> _EXERCISE_
Set down each line of the data exactly, but not the pictures.

> _DATA EXCERPTS_
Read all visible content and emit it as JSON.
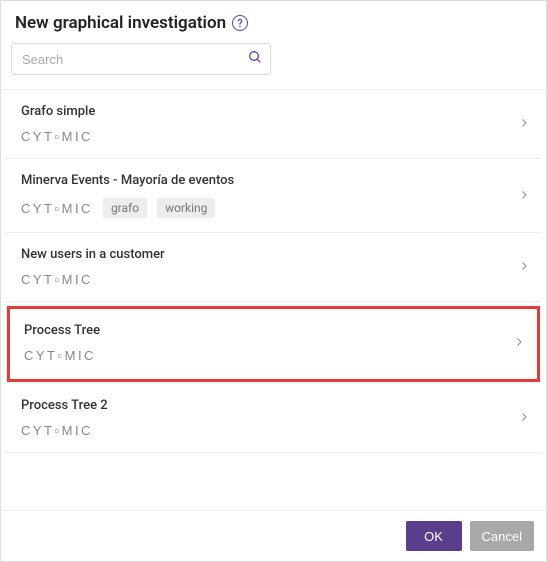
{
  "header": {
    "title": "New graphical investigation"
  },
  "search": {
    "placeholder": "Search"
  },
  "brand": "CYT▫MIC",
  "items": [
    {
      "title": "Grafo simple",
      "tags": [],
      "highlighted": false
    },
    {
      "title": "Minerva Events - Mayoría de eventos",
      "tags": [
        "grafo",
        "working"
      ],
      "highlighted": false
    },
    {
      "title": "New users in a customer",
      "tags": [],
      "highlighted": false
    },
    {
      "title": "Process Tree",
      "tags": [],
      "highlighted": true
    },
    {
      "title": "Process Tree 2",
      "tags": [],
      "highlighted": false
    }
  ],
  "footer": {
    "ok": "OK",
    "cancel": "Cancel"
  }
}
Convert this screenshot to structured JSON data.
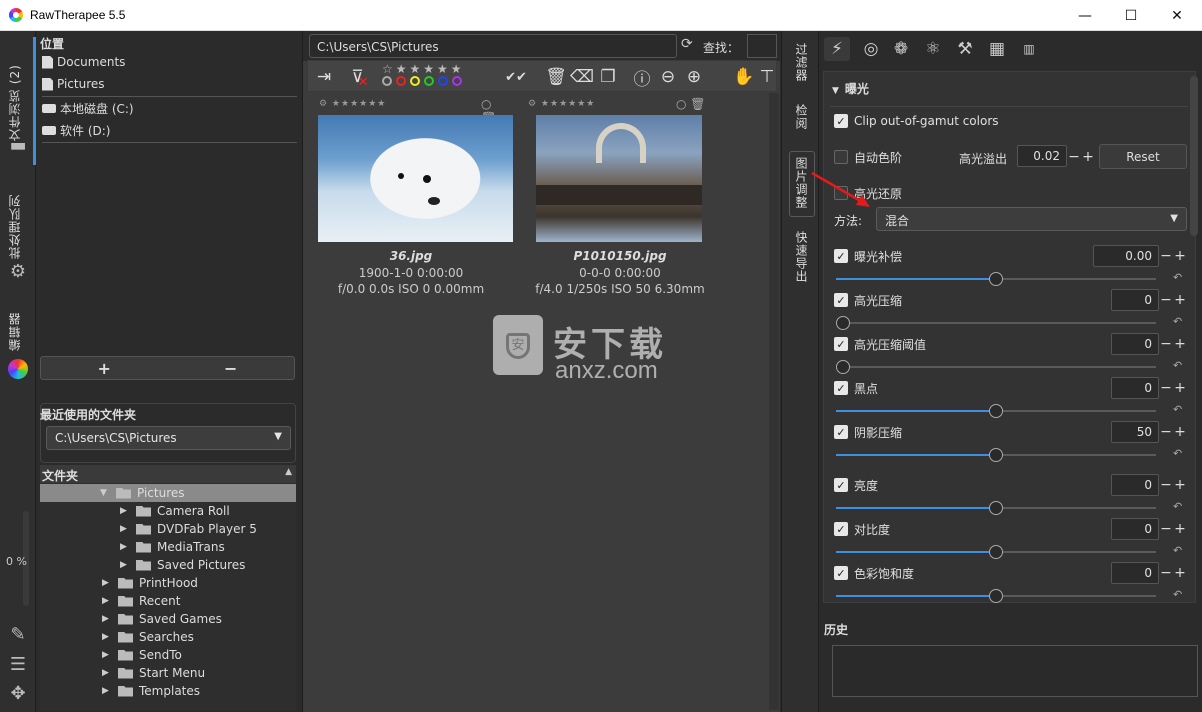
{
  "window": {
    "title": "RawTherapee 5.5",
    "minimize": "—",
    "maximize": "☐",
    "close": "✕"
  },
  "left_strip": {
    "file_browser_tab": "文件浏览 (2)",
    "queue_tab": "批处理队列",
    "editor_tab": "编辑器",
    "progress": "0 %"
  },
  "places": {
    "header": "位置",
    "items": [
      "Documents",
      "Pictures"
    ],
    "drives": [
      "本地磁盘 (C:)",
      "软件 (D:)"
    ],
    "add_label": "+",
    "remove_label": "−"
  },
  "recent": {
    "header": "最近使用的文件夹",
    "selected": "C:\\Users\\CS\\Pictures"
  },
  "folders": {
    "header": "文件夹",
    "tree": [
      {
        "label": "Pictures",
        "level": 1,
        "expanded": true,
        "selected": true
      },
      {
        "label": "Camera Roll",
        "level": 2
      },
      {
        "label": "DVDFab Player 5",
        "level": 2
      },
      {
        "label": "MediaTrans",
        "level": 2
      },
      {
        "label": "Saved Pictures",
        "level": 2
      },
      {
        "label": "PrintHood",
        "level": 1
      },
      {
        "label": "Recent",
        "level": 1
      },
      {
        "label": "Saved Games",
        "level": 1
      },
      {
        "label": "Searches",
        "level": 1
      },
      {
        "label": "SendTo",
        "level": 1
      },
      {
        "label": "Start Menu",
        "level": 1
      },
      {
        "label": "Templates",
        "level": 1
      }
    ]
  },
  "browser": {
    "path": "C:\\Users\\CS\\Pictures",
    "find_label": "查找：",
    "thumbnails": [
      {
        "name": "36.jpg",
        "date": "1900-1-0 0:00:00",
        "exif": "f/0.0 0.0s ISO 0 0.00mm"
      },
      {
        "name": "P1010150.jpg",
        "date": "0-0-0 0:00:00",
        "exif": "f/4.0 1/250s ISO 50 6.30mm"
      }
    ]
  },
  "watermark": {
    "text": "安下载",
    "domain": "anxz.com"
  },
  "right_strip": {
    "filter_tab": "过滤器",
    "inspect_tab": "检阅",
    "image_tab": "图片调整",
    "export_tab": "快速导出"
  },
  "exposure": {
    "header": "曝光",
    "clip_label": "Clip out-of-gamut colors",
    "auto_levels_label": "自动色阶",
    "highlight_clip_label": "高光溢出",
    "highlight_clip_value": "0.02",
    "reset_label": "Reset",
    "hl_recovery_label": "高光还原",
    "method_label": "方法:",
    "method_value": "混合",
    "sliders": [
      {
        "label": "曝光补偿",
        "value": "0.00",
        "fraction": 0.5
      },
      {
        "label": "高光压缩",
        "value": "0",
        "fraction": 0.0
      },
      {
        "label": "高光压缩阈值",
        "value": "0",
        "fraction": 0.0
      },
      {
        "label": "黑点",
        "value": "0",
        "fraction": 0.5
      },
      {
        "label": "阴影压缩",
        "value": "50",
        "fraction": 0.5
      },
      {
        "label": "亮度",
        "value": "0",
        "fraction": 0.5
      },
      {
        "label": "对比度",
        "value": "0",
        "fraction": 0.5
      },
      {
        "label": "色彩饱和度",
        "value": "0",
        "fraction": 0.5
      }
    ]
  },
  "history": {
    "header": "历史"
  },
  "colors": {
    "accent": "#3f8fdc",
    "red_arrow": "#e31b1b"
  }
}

> _RESPONSE FOR THIS EXERCISE_
Read all visible content and emit it as JSON.
{
  "header": {
    "title": "New graphical investigation"
  },
  "search": {
    "placeholder": "Search"
  },
  "brand": "CYT▫MIC",
  "items": [
    {
      "title": "Grafo simple",
      "tags": [],
      "highlighted": false
    },
    {
      "title": "Minerva Events - Mayoría de eventos",
      "tags": [
        "grafo",
        "working"
      ],
      "highlighted": false
    },
    {
      "title": "New users in a customer",
      "tags": [],
      "highlighted": false
    },
    {
      "title": "Process Tree",
      "tags": [],
      "highlighted": true
    },
    {
      "title": "Process Tree 2",
      "tags": [],
      "highlighted": false
    }
  ],
  "footer": {
    "ok": "OK",
    "cancel": "Cancel"
  }
}
Convert this screenshot to structured JSON data.
{
  "window": {
    "title": "RawTherapee 5.5",
    "minimize": "—",
    "maximize": "☐",
    "close": "✕"
  },
  "left_strip": {
    "file_browser_tab": "文件浏览 (2)",
    "queue_tab": "批处理队列",
    "editor_tab": "编辑器",
    "progress": "0 %"
  },
  "places": {
    "header": "位置",
    "items": [
      "Documents",
      "Pictures"
    ],
    "drives": [
      "本地磁盘 (C:)",
      "软件 (D:)"
    ],
    "add_label": "+",
    "remove_label": "−"
  },
  "recent": {
    "header": "最近使用的文件夹",
    "selected": "C:\\Users\\CS\\Pictures"
  },
  "folders": {
    "header": "文件夹",
    "tree": [
      {
        "label": "Pictures",
        "level": 1,
        "expanded": true,
        "selected": true
      },
      {
        "label": "Camera Roll",
        "level": 2
      },
      {
        "label": "DVDFab Player 5",
        "level": 2
      },
      {
        "label": "MediaTrans",
        "level": 2
      },
      {
        "label": "Saved Pictures",
        "level": 2
      },
      {
        "label": "PrintHood",
        "level": 1
      },
      {
        "label": "Recent",
        "level": 1
      },
      {
        "label": "Saved Games",
        "level": 1
      },
      {
        "label": "Searches",
        "level": 1
      },
      {
        "label": "SendTo",
        "level": 1
      },
      {
        "label": "Start Menu",
        "level": 1
      },
      {
        "label": "Templates",
        "level": 1
      }
    ]
  },
  "browser": {
    "path": "C:\\Users\\CS\\Pictures",
    "find_label": "查找：",
    "thumbnails": [
      {
        "name": "36.jpg",
        "date": "1900-1-0 0:00:00",
        "exif": "f/0.0 0.0s ISO 0 0.00mm"
      },
      {
        "name": "P1010150.jpg",
        "date": "0-0-0 0:00:00",
        "exif": "f/4.0 1/250s ISO 50 6.30mm"
      }
    ]
  },
  "watermark": {
    "text": "安下载",
    "domain": "anxz.com"
  },
  "right_strip": {
    "filter_tab": "过滤器",
    "inspect_tab": "检阅",
    "image_tab": "图片调整",
    "export_tab": "快速导出"
  },
  "exposure": {
    "header": "曝光",
    "clip_label": "Clip out-of-gamut colors",
    "auto_levels_label": "自动色阶",
    "highlight_clip_label": "高光溢出",
    "highlight_clip_value": "0.02",
    "reset_label": "Reset",
    "hl_recovery_label": "高光还原",
    "method_label": "方法:",
    "method_value": "混合",
    "sliders": [
      {
        "label": "曝光补偿",
        "value": "0.00",
        "fraction": 0.5
      },
      {
        "label": "高光压缩",
        "value": "0",
        "fraction": 0.0
      },
      {
        "label": "高光压缩阈值",
        "value": "0",
        "fraction": 0.0
      },
      {
        "label": "黑点",
        "value": "0",
        "fraction": 0.5
      },
      {
        "label": "阴影压缩",
        "value": "50",
        "fraction": 0.5
      },
      {
        "label": "亮度",
        "value": "0",
        "fraction": 0.5
      },
      {
        "label": "对比度",
        "value": "0",
        "fraction": 0.5
      },
      {
        "label": "色彩饱和度",
        "value": "0",
        "fraction": 0.5
      }
    ]
  },
  "history": {
    "header": "历史"
  },
  "colors": {
    "accent": "#3f8fdc",
    "red_arrow": "#e31b1b"
  }
}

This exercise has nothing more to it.